— Activity —
The answer should be each line from the entries below that has the word "content" in it.

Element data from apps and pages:
»»

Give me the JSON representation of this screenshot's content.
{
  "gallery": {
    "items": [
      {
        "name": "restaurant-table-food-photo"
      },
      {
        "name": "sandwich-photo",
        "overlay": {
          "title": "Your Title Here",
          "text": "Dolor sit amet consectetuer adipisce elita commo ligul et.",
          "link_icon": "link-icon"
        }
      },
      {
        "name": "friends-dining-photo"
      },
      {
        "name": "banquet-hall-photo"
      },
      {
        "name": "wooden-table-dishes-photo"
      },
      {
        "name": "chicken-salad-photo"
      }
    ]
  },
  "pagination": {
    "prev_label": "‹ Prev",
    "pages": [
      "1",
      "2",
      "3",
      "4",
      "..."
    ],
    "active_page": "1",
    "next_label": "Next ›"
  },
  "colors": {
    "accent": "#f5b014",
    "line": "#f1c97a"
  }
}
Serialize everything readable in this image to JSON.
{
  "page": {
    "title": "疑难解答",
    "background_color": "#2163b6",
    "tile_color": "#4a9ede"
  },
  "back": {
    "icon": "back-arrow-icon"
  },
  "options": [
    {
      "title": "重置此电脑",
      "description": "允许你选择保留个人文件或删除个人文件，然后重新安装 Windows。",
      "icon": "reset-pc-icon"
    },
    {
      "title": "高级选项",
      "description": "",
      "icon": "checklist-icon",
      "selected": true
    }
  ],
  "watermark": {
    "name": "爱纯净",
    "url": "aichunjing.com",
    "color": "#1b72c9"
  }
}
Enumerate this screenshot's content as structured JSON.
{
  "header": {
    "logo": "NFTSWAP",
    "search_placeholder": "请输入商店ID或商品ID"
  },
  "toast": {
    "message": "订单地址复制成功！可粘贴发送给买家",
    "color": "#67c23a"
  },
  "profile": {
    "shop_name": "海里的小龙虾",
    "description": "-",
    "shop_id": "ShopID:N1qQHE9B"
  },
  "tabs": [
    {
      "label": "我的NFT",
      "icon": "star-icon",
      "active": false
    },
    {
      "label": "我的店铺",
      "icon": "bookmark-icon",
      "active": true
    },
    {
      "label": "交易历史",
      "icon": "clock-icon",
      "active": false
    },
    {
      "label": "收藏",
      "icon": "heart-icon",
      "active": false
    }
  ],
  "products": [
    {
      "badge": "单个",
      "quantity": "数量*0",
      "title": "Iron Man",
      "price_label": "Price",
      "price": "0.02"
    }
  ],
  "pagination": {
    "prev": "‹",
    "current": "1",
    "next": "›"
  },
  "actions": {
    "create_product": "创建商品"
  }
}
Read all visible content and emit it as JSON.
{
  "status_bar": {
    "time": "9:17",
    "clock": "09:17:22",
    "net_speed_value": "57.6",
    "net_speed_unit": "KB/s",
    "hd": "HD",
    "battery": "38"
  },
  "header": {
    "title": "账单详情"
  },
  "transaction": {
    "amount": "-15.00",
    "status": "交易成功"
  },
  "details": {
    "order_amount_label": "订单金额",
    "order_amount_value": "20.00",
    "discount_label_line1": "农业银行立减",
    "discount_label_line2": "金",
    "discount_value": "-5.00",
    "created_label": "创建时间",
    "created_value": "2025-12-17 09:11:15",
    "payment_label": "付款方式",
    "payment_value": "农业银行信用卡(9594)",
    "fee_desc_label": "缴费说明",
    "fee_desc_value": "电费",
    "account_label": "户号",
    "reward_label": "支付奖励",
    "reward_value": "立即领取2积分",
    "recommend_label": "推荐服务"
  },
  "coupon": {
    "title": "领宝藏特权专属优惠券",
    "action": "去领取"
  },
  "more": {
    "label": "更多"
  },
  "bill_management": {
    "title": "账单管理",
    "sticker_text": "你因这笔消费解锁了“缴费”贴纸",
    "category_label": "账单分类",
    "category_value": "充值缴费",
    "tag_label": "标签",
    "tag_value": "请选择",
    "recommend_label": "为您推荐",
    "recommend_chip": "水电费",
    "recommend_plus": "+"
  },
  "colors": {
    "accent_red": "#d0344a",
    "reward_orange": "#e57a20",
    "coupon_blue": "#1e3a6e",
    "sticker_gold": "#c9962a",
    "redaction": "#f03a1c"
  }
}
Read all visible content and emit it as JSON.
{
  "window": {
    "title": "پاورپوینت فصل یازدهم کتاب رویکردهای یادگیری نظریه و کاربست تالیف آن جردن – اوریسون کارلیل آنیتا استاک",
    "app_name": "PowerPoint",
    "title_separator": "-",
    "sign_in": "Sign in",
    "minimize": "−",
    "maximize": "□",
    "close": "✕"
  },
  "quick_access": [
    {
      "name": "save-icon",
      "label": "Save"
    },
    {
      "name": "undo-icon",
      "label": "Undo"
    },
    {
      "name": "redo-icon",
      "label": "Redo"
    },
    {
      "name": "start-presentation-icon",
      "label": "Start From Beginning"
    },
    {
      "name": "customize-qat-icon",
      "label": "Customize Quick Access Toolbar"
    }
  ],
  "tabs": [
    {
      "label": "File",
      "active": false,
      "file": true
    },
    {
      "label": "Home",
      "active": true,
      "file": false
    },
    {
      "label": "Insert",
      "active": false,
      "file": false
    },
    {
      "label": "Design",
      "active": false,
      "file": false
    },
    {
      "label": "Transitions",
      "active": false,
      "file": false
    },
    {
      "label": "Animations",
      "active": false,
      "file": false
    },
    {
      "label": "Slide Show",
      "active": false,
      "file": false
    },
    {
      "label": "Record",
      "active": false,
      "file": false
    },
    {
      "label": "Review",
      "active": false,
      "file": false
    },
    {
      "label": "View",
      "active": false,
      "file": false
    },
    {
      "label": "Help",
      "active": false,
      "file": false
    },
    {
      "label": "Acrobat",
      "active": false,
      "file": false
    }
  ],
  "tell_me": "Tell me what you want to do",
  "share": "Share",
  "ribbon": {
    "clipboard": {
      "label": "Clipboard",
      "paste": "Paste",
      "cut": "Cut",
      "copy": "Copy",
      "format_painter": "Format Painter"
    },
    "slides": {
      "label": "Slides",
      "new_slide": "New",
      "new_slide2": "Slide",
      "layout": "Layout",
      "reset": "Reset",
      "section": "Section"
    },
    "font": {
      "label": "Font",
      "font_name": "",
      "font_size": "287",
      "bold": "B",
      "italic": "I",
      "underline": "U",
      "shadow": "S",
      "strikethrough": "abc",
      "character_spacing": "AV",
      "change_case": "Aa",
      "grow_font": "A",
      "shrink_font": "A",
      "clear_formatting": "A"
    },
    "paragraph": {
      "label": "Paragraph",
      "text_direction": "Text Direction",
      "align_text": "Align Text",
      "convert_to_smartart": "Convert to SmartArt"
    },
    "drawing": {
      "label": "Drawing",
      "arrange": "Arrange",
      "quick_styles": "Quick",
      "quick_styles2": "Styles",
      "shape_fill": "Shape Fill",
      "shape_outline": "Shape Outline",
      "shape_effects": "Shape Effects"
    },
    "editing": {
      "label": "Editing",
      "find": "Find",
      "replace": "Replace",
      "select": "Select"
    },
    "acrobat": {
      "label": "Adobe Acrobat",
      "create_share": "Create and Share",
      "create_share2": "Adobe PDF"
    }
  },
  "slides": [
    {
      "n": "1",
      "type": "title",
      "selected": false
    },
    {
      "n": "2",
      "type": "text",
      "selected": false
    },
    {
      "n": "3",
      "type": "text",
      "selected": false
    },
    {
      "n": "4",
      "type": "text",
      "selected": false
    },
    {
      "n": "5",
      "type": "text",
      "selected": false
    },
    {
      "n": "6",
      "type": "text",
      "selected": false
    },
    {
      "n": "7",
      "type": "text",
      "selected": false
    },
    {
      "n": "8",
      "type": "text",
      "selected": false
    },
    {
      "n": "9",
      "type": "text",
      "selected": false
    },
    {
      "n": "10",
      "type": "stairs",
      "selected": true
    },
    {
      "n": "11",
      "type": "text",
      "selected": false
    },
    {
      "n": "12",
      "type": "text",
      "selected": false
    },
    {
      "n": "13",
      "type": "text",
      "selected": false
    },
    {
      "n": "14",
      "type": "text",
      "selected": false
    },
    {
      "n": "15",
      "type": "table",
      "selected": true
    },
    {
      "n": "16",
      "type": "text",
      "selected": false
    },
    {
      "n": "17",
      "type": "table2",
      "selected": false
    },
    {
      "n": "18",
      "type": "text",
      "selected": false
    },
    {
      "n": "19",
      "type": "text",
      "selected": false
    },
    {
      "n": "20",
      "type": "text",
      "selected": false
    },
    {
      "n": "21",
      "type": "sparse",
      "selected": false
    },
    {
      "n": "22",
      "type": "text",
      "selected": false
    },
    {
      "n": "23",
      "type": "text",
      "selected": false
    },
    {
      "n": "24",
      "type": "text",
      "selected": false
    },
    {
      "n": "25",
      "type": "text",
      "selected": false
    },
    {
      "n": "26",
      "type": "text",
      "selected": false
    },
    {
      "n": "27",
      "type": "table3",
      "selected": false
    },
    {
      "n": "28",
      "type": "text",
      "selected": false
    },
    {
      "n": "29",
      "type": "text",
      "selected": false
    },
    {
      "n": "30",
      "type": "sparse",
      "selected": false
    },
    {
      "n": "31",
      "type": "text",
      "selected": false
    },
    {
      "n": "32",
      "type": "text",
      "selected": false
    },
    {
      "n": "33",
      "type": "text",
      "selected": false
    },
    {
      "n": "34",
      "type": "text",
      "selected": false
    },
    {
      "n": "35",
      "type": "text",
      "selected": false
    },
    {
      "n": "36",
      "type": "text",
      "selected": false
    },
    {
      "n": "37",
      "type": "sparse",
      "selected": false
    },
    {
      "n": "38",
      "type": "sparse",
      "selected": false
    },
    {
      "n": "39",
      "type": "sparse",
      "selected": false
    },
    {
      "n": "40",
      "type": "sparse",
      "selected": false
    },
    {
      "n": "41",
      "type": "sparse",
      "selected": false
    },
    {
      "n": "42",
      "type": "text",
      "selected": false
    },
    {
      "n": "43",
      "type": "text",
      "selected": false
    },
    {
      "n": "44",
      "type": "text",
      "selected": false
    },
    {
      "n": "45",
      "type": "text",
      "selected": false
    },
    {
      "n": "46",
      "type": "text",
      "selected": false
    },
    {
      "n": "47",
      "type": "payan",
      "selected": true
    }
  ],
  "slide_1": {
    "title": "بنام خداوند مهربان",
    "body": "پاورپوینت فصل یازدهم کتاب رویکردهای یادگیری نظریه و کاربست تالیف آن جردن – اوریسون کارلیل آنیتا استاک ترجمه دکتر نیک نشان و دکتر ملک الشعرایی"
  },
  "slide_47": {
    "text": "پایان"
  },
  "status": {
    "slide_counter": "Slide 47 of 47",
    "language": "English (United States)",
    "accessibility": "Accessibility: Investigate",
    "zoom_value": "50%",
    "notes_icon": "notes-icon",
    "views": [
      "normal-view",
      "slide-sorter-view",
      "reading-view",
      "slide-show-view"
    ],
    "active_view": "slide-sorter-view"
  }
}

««

— Solution —
Give me the JSON representation of this screenshot's content.
Enumerate this screenshot's content as structured JSON.
Read all visible content and emit it as JSON.
Read all visible content and emit it as JSON.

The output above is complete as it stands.